Scientific defense of freethought wins By Philip Kaltman

3rd KaltmanPhilip received $1,000 from FFRF for his winning essay.

By Philip Kaltman

Since I was a small child, religion was a large part of my life. I attended Sunday school and Hebrew school regularly. I went to Friday night services often, and I trusted that God had a plan and was everywhere.

I have lived in the bible belt my entire life, surrounded by both Judaism and Christianity, but natural science also played a large role in my childhood. Instead of playing baseball, I stood in the outfield watching insects in the grass. Before I could read, I could tell you which dinosaur a skull or tailbone belonged to. I watched “Land Before Time” cartoons and paleontology documentaries. Dinosaurs were my life.

So when my Sunday school teacher explained that Noah put two of every animal on his ark so they would survive, my 7-year-old brain was confused. Where were the dinosaurs? Why weren’t they on the ark? Obviously, they existed once, or we wouldn’t have their bones.

I got the classic answer, “Because Noah didn’t take them.” Who was this Noah, and why did he decide to deprive me of dinosaurs?

Later, a documentary showed me that dinosaurs’ extinction was due to a massive meteor impact, an answer that made sense. It wasn’t some old man’s capricious decision, it was a natural occurrence.  

That was my first seed of doubt. My synagogue was no longer infallible. It was contradicted by smart scientists.

When I was stung by a bee several years later, it hurt horribly. My parents said the bee was trying to protect itself. So I asked, “Why did it need to protect itself? Didn’t God control everything? Wouldn’t he protect the bee and me equally?”

Then I learned about the theory of evolution, which led me to understand why animals that could hurt us existed, and to see that perhaps God didn’t control the bee and wouldn’t protect it and me. This was my first real crisis of faith. Did God exist at all?

The more I learned, the more I doubted, until in 10th grade, I declared in front of my entire synagogue that I did not believe in God. There were gasps, stares and weird looks, but I persevered. After the service, astoundingly, many people congratulated me on my speech and my willingness to share my lack of belief.  

I learned that defending my freethought was not something to be nervous about, but instead could be accepted as a good thing. So I tried it more, this time at school.

Despite how secular we want our public schools to be, religion in many places permeates almost every aspect of them. I had to awkwardly explain to my football coach that I didn’t know the Lord’s Prayer.
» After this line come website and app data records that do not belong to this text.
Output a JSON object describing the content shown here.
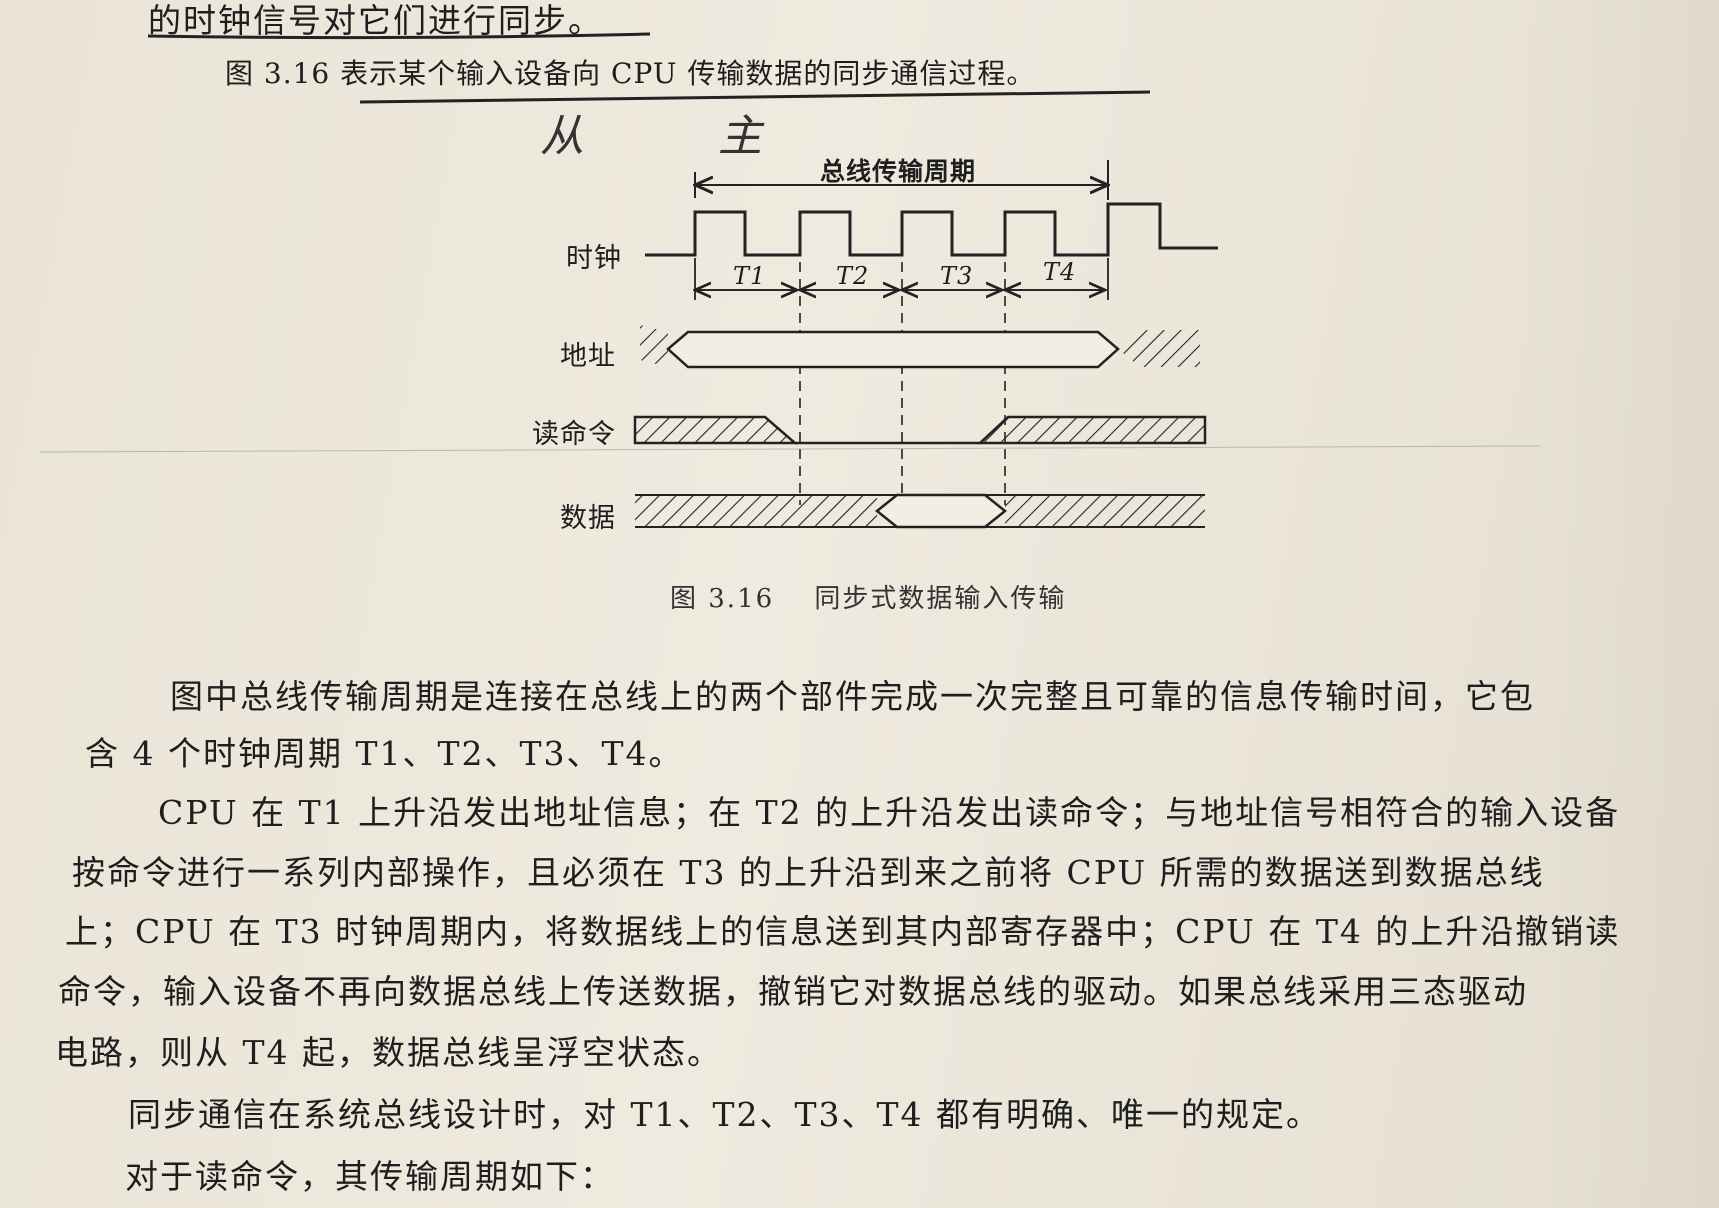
{
  "header": {
    "line_top": "的时钟信号对它们进行同步。",
    "line_intro": "图 3.16 表示某个输入设备向 CPU 传输数据的同步通信过程。"
  },
  "handwriting": {
    "note": "从 主"
  },
  "figure": {
    "period_label": "总线传输周期",
    "signals": {
      "clock": "时钟",
      "address": "地址",
      "read_cmd": "读命令",
      "data": "数据"
    },
    "clock_labels": [
      "T1",
      "T2",
      "T3",
      "T4"
    ],
    "caption_number": "图 3.16",
    "caption_text": "同步式数据输入传输"
  },
  "body": {
    "p1_line1": "图中总线传输周期是连接在总线上的两个部件完成一次完整且可靠的信息传输时间，它包",
    "p1_line2": "含 4 个时钟周期 T1、T2、T3、T4。",
    "p2_line1": "CPU 在 T1 上升沿发出地址信息；在 T2 的上升沿发出读命令；与地址信号相符合的输入设备",
    "p2_line2": "按命令进行一系列内部操作，且必须在 T3 的上升沿到来之前将 CPU 所需的数据送到数据总线",
    "p2_line3": "上；CPU 在 T3 时钟周期内，将数据线上的信息送到其内部寄存器中；CPU 在 T4 的上升沿撤销读",
    "p2_line4": "命令，输入设备不再向数据总线上传送数据，撤销它对数据总线的驱动。如果总线采用三态驱动",
    "p2_line5": "电路，则从 T4 起，数据总线呈浮空状态。",
    "p3": "同步通信在系统总线设计时，对 T1、T2、T3、T4 都有明确、唯一的规定。",
    "p4": "对于读命令，其传输周期如下："
  }
}
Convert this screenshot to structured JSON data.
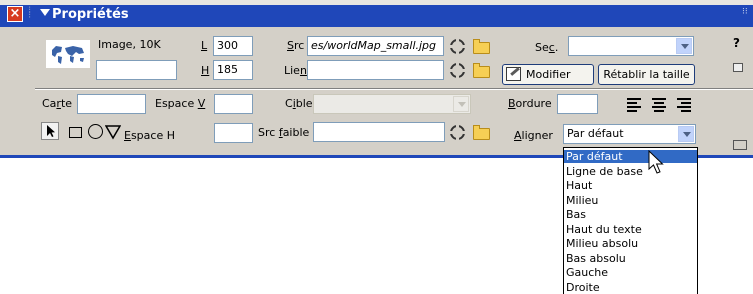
{
  "colors": {
    "titlebar": "#1f47b9",
    "panel": "#d4d0c8",
    "selection": "#316ac5"
  },
  "titlebar": {
    "title": "Propriétés",
    "close_icon": "close-icon",
    "collapse_icon": "triangle-down-icon"
  },
  "image": {
    "thumbnail_icon": "world-map-thumbnail",
    "info": "Image, 10K",
    "name_value": ""
  },
  "fields": {
    "width_label": "L",
    "width_value": "300",
    "height_label": "H",
    "height_value": "185",
    "src_label": "Src",
    "src_value": "es/worldMap_small.jpg",
    "link_label": "Lien",
    "link_value": "",
    "sec_label": "Sec.",
    "sec_value": "",
    "map_label": "Carte",
    "map_value": "",
    "vspace_label": "Espace V",
    "vspace_value": "",
    "hspace_label": "Espace H",
    "hspace_value": "",
    "target_label": "Cible",
    "target_value": "",
    "lowsrc_label": "Src faible",
    "lowsrc_value": "",
    "border_label": "Bordure",
    "border_value": "",
    "align_label": "Aligner",
    "align_value": "Par défaut"
  },
  "buttons": {
    "edit": "Modifier",
    "reset_size": "Rétablir la taille"
  },
  "align_options": [
    "Par défaut",
    "Ligne de base",
    "Haut",
    "Milieu",
    "Bas",
    "Haut du texte",
    "Milieu absolu",
    "Bas absolu",
    "Gauche",
    "Droite"
  ],
  "align_selected": "Par défaut",
  "right_icons": {
    "help": "?"
  }
}
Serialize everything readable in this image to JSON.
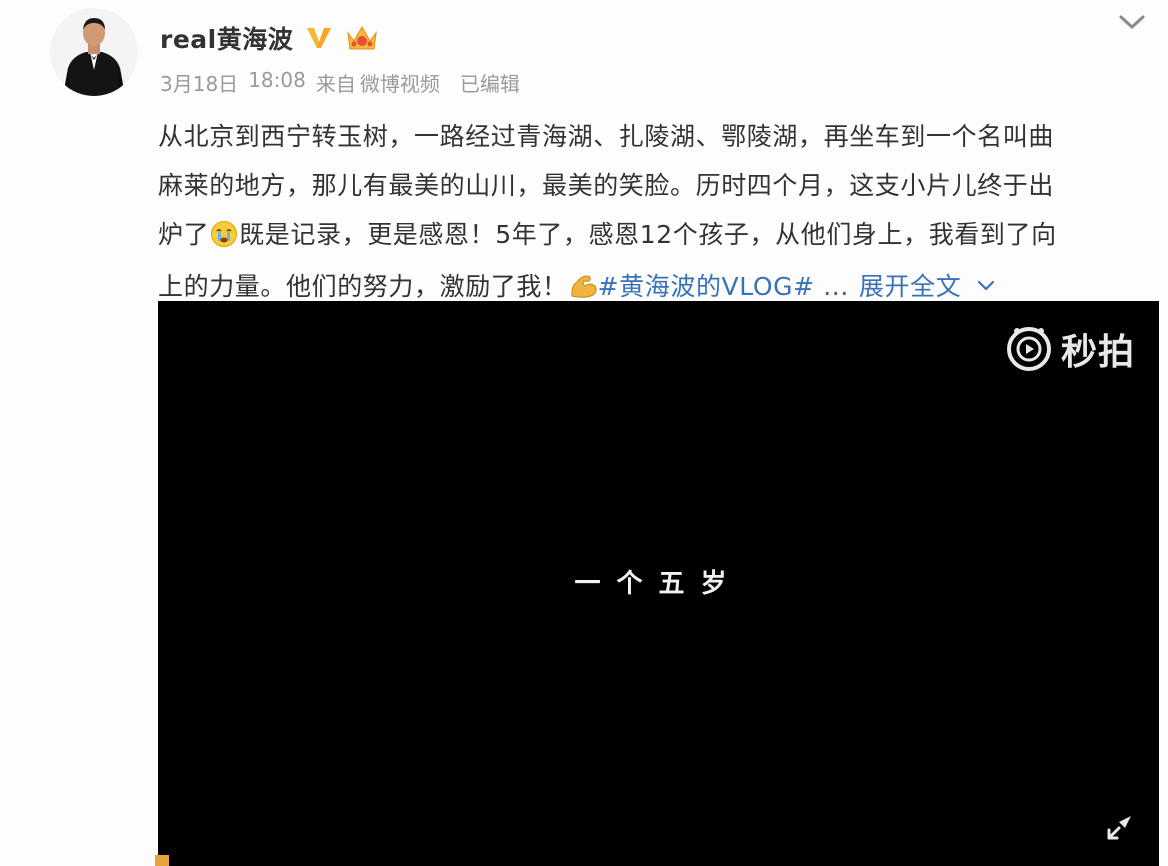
{
  "user": {
    "name": "real黄海波",
    "verified_icon": "verified-v-icon",
    "badge_icon": "crown-icon"
  },
  "meta": {
    "date": "3月18日",
    "time": "18:08",
    "from_label": "来自",
    "source": "微博视频",
    "edited": "已编辑"
  },
  "post": {
    "line1": "从北京到西宁转玉树，一路经过青海湖、扎陵湖、鄂陵湖，再坐车到一个名叫曲",
    "line2": "麻莱的地方，那儿有最美的山川，最美的笑脸。历时四个月，这支小片儿终于出",
    "line3_a": "炉了",
    "line3_b": "既是记录，更是感恩！5年了，感恩12个孩子，从他们身上，我看到了向",
    "line4_a": "上的力量。他们的努力，激励了我！",
    "hashtag": "#黄海波的VLOG#",
    "ellipsis": " ...",
    "expand": "展开全文"
  },
  "video": {
    "logo_text": "秒拍",
    "caption": "一个五岁"
  },
  "colors": {
    "link": "#3872b7",
    "text": "#333333",
    "meta": "#9a9a9a",
    "video_bg": "#000000"
  }
}
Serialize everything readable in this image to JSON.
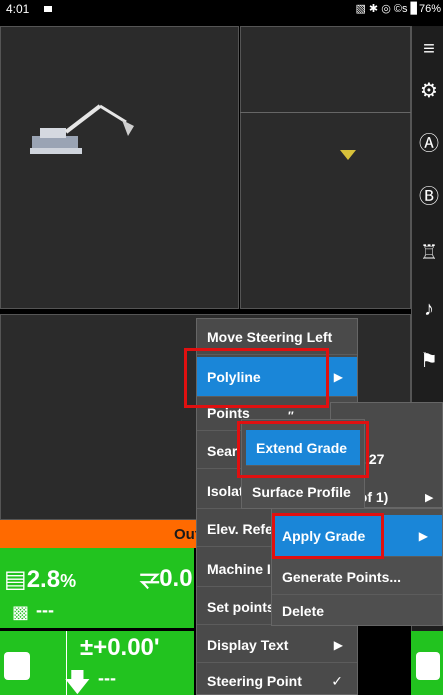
{
  "status": {
    "time": "4:01",
    "right_icons": "▧ ✱ ◎ ©s ▊76%"
  },
  "viewport": {
    "dot_label": "″"
  },
  "orange_bar": {
    "label": "Out"
  },
  "indicators": {
    "slope": "2.8",
    "slope_unit": "%",
    "cross": "⥩0.0",
    "dash_top": "---",
    "elevation": "±+0.00'",
    "dash_bottom": "---"
  },
  "right_toolbar": [
    {
      "icon": "menu-icon",
      "glyph": "≡"
    },
    {
      "icon": "camera-rotate-icon",
      "glyph": "⚙"
    },
    {
      "icon": "lock-icon",
      "glyph": "Ⓐ"
    },
    {
      "icon": "next-icon",
      "glyph": "Ⓑ"
    },
    {
      "icon": "machine-icon",
      "glyph": "♖"
    },
    {
      "icon": "mute-icon",
      "glyph": "♪"
    },
    {
      "icon": "user-location-icon",
      "glyph": "⚑"
    }
  ],
  "menu_main": {
    "items": [
      {
        "label": "Move Steering Left"
      },
      {
        "label": "Polyline",
        "arrow": "▶"
      },
      {
        "label": "Points"
      },
      {
        "label": "Sear"
      },
      {
        "label": "Isolat"
      },
      {
        "label": "Elev. Refe"
      },
      {
        "label": "Machine In"
      },
      {
        "label": "Set points"
      },
      {
        "label": "Display Text",
        "arrow": "▶"
      },
      {
        "label": "Steering Point",
        "check": "✓"
      }
    ]
  },
  "menu_grade": {
    "items": [
      {
        "label": "Extend Grade"
      },
      {
        "label": "Surface Profile"
      }
    ],
    "peek_27": ".27",
    "peek_of": "l of 1)",
    "peek_arrow": "▶"
  },
  "menu_polyline": {
    "items": [
      {
        "label": "Apply Grade",
        "arrow": "▶"
      },
      {
        "label": "Generate Points..."
      },
      {
        "label": "Delete"
      }
    ]
  }
}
I repeatedly turned down the friend who invited me to his Fellowship of Christian Athletes prayer sessions. 

To overcome this, I helped found my school’s first freethinker’s club, after jumping through myriad hoops and finding ways around constantly being told we couldn’t. We provided a safe haven for others who challenged the faith that is so deeply ingrained in our culture.

Recently, I attended a planning meeting for my Cobb County School District, where a woman demanded that creationist alternatives to evolution be taught in science classrooms. (Cobb County in Georgia became notorious about 10 years ago for putting labels on science textbooks that said “Evolution is a theory, not a fact.”)  

I was quick to jump in and oppose her. I explained that I had interned in an evolutionary biology lab at Emory University and had seen evolution happen in front of my eyes. 

The meeting’s leaders gave every attendee a sticker to put next to the viewpoint that they supported. I felt extremely proud as I counted line after line of stickers next to my suggestion that only evolution should be taught in schools, versus the single sticker next to my opponent’s.


Philip Kaltman, 17, Marietta, Ga., will attend the Georgia Institute of Technology and major in biology. He interned in an Emory University microbiology lab, researching evolutionary and genetic biology. He was an officer of the Science Honor Society and an officer of the Freethinker’s club at his magnet STEM high school.   

Freedom From Religion Foundation